### PROVIDED DATA

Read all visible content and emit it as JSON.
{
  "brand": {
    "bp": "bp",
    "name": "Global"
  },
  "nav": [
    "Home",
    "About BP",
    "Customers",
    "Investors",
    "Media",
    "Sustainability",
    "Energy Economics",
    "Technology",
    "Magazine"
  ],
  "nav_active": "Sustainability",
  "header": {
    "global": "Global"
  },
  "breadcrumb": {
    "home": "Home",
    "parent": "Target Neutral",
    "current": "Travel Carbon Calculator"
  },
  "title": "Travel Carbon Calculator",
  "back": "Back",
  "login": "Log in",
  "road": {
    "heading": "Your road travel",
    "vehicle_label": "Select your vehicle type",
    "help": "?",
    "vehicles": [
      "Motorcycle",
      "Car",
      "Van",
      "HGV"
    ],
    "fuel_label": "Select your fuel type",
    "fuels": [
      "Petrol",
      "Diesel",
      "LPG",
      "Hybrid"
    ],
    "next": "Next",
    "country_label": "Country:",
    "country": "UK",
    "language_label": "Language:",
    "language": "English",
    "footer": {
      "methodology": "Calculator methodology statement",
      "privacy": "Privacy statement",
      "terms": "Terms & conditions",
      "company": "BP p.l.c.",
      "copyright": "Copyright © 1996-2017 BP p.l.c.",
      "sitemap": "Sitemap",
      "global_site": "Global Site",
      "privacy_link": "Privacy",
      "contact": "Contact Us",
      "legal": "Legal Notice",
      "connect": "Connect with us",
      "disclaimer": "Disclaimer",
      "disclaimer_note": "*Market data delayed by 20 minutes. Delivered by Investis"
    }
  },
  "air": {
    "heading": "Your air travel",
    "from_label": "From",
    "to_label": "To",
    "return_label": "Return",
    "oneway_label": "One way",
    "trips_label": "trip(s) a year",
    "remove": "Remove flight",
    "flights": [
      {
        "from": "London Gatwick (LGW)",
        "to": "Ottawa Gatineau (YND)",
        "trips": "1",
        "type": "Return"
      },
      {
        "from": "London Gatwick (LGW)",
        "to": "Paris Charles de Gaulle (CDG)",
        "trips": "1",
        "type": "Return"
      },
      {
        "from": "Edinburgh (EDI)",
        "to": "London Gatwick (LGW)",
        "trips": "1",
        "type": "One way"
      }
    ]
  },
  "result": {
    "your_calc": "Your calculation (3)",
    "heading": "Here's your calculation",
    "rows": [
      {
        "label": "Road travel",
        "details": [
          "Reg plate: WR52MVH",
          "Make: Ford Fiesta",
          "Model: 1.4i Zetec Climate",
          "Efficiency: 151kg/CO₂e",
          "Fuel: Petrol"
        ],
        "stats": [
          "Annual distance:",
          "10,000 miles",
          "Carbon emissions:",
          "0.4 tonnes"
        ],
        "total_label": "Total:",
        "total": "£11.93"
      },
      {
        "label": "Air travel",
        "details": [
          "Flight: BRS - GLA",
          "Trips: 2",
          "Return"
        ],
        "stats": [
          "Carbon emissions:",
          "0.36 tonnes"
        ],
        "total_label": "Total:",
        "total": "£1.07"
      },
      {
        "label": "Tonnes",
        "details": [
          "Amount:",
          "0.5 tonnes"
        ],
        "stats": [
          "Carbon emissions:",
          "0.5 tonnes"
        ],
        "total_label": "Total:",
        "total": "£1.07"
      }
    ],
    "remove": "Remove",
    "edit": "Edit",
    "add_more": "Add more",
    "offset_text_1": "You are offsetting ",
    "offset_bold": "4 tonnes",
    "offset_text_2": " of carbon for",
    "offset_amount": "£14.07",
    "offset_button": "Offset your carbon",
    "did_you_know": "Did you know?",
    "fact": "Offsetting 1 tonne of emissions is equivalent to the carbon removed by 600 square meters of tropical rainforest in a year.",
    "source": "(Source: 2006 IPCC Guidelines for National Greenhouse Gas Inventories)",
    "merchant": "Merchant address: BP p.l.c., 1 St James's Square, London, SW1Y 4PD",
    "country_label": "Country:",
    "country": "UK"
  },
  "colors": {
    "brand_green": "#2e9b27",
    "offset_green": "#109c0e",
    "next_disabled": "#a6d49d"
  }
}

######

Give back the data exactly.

EXERCISE ANSWER →
Read all visible content and emit it as JSON.
{
  "brand": {
    "bp": "bp",
    "name": "Global"
  },
  "nav": [
    "Home",
    "About BP",
    "Customers",
    "Investors",
    "Media",
    "Sustainability",
    "Energy Economics",
    "Technology",
    "Magazine"
  ],
  "nav_active": "Sustainability",
  "header": {
    "global": "Global"
  },
  "breadcrumb": {
    "home": "Home",
    "parent": "Target Neutral",
    "current": "Travel Carbon Calculator"
  },
  "title": "Travel Carbon Calculator",
  "back": "Back",
  "login": "Log in",
  "road": {
    "heading": "Your road travel",
    "vehicle_label": "Select your vehicle type",
    "help": "?",
    "vehicles": [
      "Motorcycle",
      "Car",
      "Van",
      "HGV"
    ],
    "fuel_label": "Select your fuel type",
    "fuels": [
      "Petrol",
      "Diesel",
      "LPG",
      "Hybrid"
    ],
    "next": "Next",
    "country_label": "Country:",
    "country": "UK",
    "language_label": "Language:",
    "language": "English",
    "footer": {
      "methodology": "Calculator methodology statement",
      "privacy": "Privacy statement",
      "terms": "Terms & conditions",
      "company": "BP p.l.c.",
      "copyright": "Copyright © 1996-2017 BP p.l.c.",
      "sitemap": "Sitemap",
      "global_site": "Global Site",
      "privacy_link": "Privacy",
      "contact": "Contact Us",
      "legal": "Legal Notice",
      "connect": "Connect with us",
      "disclaimer": "Disclaimer",
      "disclaimer_note": "*Market data delayed by 20 minutes. Delivered by Investis"
    }
  },
  "air": {
    "heading": "Your air travel",
    "from_label": "From",
    "to_label": "To",
    "return_label": "Return",
    "oneway_label": "One way",
    "trips_label": "trip(s) a year",
    "remove": "Remove flight",
    "flights": [
      {
        "from": "London Gatwick (LGW)",
        "to": "Ottawa Gatineau (YND)",
        "trips": "1",
        "type": "Return"
      },
      {
        "from": "London Gatwick (LGW)",
        "to": "Paris Charles de Gaulle (CDG)",
        "trips": "1",
        "type": "Return"
      },
      {
        "from": "Edinburgh (EDI)",
        "to": "London Gatwick (LGW)",
        "trips": "1",
        "type": "One way"
      }
    ]
  },
  "result": {
    "your_calc": "Your calculation (3)",
    "heading": "Here's your calculation",
    "rows": [
      {
        "label": "Road travel",
        "details": [
          "Reg plate: WR52MVH",
          "Make: Ford Fiesta",
          "Model: 1.4i Zetec Climate",
          "Efficiency: 151kg/CO₂e",
          "Fuel: Petrol"
        ],
        "stats": [
          "Annual distance:",
          "10,000 miles",
          "Carbon emissions:",
          "0.4 tonnes"
        ],
        "total_label": "Total:",
        "total": "£11.93"
      },
      {
        "label": "Air travel",
        "details": [
          "Flight: BRS - GLA",
          "Trips: 2",
          "Return"
        ],
        "stats": [
          "Carbon emissions:",
          "0.36 tonnes"
        ],
        "total_label": "Total:",
        "total": "£1.07"
      },
      {
        "label": "Tonnes",
        "details": [
          "Amount:",
          "0.5 tonnes"
        ],
        "stats": [
          "Carbon emissions:",
          "0.5 tonnes"
        ],
        "total_label": "Total:",
        "total": "£1.07"
      }
    ],
    "remove": "Remove",
    "edit": "Edit",
    "add_more": "Add more",
    "offset_text_1": "You are offsetting ",
    "offset_bold": "4 tonnes",
    "offset_text_2": " of carbon for",
    "offset_amount": "£14.07",
    "offset_button": "Offset your carbon",
    "did_you_know": "Did you know?",
    "fact": "Offsetting 1 tonne of emissions is equivalent to the carbon removed by 600 square meters of tropical rainforest in a year.",
    "source": "(Source: 2006 IPCC Guidelines for National Greenhouse Gas Inventories)",
    "merchant": "Merchant address: BP p.l.c., 1 St James's Square, London, SW1Y 4PD",
    "country_label": "Country:",
    "country": "UK"
  },
  "colors": {
    "brand_green": "#2e9b27",
    "offset_green": "#109c0e",
    "next_disabled": "#a6d49d"
  }
}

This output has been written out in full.